** SUPPLIED MATERIAL follows **
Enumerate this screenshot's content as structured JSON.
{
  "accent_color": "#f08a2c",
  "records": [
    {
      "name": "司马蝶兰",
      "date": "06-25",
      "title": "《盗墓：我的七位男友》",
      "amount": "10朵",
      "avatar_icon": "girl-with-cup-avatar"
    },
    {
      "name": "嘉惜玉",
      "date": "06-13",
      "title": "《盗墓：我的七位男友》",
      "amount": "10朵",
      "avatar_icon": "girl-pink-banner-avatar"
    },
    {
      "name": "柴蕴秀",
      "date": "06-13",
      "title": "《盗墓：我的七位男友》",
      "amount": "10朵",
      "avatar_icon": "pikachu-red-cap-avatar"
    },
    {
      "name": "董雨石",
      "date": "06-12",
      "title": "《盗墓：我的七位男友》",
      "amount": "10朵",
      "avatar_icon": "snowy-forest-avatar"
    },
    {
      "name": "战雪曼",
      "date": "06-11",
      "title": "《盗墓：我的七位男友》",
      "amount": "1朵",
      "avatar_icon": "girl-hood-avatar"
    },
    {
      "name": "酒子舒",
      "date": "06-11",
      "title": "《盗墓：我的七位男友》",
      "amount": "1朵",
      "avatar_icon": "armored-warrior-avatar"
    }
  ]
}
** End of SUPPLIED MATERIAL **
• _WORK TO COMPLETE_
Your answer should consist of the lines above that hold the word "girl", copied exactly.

• _RESPONSE BOX_
      "avatar_icon": "girl-with-cup-avatar"
      "avatar_icon": "girl-pink-banner-avatar"
      "avatar_icon": "girl-hood-avatar"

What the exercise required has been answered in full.